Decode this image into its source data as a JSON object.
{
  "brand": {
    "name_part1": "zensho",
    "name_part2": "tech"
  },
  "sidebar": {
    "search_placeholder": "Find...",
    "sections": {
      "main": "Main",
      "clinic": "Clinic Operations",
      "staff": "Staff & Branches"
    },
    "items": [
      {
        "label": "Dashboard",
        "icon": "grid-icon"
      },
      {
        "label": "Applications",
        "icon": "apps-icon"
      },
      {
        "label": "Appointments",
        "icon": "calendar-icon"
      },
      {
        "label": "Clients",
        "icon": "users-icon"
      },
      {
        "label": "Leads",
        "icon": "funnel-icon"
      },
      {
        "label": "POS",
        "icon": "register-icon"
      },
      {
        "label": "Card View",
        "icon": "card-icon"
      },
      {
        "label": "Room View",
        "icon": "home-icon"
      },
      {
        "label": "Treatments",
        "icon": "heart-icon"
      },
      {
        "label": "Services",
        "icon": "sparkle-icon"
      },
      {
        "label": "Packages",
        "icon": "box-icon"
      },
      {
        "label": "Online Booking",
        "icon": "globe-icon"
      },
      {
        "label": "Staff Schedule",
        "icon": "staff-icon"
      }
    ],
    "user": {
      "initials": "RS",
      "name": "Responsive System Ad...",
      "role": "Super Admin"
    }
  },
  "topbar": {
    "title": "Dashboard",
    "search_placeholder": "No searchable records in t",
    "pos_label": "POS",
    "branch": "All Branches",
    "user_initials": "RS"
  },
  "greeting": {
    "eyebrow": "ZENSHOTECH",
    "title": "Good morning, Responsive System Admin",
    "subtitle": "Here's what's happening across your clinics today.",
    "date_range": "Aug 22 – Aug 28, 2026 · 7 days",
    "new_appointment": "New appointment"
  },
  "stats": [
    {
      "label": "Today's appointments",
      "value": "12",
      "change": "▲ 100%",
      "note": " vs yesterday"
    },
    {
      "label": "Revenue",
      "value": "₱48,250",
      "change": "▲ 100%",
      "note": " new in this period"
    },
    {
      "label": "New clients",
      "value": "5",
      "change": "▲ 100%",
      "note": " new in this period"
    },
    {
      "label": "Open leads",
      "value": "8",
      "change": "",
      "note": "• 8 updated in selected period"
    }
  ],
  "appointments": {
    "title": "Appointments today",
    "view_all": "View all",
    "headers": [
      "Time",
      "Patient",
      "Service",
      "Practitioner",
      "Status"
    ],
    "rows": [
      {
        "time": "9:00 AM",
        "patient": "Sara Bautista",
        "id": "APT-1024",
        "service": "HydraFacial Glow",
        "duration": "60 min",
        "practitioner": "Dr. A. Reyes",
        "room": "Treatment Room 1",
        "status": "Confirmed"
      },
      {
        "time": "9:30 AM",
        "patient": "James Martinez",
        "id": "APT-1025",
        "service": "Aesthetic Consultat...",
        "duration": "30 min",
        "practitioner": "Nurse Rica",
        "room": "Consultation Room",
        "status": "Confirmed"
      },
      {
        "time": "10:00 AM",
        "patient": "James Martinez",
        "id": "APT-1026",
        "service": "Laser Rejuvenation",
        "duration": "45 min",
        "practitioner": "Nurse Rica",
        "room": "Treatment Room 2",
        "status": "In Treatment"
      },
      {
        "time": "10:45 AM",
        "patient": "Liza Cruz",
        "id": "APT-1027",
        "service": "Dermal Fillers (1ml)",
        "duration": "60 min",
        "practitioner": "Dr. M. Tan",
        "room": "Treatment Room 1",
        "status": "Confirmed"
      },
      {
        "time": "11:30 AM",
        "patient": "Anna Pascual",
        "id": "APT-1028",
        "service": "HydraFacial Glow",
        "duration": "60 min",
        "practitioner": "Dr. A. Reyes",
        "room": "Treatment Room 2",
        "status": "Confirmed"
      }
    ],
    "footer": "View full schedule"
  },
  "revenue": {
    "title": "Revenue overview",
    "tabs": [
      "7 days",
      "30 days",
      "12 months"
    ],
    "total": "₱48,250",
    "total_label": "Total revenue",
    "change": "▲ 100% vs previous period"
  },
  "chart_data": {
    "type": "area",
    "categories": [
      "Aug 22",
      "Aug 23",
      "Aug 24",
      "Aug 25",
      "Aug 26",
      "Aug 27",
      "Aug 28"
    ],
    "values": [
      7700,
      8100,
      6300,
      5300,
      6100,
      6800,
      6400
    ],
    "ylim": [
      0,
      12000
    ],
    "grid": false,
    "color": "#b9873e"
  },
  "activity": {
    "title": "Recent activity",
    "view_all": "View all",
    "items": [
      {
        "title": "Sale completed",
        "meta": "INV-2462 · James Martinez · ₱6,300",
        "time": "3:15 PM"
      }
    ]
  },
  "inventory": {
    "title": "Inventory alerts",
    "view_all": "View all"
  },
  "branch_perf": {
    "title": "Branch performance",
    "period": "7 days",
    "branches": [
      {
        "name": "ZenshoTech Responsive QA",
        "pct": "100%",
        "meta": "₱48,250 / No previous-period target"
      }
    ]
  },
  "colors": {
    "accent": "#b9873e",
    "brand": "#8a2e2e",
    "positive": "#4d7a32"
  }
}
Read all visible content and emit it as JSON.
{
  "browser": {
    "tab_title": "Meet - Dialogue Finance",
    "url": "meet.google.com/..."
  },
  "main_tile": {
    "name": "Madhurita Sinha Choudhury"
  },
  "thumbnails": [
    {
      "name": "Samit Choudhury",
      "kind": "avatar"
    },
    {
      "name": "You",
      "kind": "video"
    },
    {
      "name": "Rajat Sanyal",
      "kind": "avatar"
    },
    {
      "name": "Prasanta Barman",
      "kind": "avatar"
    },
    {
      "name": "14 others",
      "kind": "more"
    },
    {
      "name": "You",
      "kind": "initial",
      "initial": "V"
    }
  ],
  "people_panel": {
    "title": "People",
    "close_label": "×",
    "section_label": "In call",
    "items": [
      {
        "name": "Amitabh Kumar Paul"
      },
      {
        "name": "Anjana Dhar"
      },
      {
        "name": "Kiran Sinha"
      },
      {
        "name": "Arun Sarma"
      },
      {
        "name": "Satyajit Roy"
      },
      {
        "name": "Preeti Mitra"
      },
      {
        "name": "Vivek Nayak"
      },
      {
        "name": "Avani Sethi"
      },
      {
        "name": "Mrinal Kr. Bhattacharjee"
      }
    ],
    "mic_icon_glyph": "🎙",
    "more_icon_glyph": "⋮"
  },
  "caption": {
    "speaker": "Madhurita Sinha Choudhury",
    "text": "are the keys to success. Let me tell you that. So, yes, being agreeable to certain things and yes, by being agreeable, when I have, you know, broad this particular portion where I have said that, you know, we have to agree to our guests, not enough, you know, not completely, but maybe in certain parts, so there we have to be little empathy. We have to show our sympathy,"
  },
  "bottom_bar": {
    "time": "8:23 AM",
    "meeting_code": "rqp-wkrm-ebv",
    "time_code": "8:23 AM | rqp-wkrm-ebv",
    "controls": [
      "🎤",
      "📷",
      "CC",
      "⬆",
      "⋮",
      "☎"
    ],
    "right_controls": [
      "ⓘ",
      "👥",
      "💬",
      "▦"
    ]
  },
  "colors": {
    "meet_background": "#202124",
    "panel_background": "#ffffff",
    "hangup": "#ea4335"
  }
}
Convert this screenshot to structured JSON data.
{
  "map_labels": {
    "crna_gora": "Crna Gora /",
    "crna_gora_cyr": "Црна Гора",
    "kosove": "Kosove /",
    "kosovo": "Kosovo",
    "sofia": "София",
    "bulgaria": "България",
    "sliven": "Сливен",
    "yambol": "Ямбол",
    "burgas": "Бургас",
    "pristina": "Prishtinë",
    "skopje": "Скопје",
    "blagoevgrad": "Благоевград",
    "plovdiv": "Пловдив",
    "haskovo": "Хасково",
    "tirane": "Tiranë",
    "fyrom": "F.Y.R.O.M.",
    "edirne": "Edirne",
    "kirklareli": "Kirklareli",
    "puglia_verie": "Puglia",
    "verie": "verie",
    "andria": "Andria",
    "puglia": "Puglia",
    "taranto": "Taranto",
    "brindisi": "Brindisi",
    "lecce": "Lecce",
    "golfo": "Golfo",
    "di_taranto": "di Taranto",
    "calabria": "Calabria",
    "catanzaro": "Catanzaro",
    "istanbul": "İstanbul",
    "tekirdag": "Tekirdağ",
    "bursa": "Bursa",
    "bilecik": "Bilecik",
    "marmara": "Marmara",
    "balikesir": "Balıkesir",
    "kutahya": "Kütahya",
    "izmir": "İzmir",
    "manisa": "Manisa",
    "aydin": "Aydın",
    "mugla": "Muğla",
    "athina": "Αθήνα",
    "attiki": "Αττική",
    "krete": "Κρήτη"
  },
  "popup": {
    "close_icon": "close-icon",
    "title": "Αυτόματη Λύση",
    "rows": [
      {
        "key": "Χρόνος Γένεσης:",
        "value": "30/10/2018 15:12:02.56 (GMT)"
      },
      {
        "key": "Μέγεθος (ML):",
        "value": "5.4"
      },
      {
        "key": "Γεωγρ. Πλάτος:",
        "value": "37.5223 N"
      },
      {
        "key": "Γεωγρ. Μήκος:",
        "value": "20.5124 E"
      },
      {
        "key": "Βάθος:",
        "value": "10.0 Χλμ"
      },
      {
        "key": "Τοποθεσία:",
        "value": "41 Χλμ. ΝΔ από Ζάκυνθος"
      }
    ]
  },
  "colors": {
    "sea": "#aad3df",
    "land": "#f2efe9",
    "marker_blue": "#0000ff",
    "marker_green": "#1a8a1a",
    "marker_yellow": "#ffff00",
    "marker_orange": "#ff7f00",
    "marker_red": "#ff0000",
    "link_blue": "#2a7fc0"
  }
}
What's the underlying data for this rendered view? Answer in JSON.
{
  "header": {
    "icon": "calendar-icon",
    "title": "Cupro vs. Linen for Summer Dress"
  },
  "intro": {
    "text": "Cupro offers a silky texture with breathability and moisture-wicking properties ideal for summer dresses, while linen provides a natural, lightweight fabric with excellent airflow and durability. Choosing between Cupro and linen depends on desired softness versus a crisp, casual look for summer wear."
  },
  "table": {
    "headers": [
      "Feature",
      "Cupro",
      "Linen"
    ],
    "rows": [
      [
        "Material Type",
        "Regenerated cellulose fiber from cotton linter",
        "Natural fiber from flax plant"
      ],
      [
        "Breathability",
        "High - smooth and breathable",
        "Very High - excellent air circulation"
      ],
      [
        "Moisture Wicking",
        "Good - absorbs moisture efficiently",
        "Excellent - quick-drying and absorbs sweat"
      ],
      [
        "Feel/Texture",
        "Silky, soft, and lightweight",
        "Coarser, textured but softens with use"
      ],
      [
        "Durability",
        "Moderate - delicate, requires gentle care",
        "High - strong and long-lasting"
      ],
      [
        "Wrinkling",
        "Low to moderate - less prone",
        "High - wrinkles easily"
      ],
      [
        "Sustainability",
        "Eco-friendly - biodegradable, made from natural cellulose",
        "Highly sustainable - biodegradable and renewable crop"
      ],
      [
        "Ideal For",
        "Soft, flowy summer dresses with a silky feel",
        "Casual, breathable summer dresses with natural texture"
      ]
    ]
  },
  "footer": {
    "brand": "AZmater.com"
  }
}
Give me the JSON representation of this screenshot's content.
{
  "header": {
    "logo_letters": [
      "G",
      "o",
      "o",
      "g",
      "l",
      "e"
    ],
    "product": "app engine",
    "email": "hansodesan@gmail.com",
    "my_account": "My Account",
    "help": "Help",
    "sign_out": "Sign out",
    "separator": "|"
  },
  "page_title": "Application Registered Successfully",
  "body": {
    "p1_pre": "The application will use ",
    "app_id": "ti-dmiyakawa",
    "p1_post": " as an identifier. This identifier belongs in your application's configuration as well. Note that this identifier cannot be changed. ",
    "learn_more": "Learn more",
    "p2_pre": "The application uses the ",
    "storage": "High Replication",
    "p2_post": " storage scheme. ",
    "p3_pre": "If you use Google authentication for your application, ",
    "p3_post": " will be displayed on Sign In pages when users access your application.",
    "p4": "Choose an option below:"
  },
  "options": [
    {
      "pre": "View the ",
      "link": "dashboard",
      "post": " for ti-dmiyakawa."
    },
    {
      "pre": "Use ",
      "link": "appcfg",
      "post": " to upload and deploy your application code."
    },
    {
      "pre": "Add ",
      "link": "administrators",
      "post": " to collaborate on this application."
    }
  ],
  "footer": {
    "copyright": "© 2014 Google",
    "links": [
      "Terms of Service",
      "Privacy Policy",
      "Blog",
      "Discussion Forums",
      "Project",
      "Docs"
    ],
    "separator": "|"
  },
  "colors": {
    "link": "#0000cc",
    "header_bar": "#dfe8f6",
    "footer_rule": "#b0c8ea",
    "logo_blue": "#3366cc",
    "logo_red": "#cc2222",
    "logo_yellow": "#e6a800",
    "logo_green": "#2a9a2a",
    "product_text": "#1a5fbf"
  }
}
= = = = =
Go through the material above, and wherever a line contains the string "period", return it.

      "note": " new in this period"
      "note": " new in this period"
      "note": "• 8 updated in selected period"
    "change": "▲ 100% vs previous period"
    "period": "7 days",
        "meta": "₱48,250 / No previous-period target"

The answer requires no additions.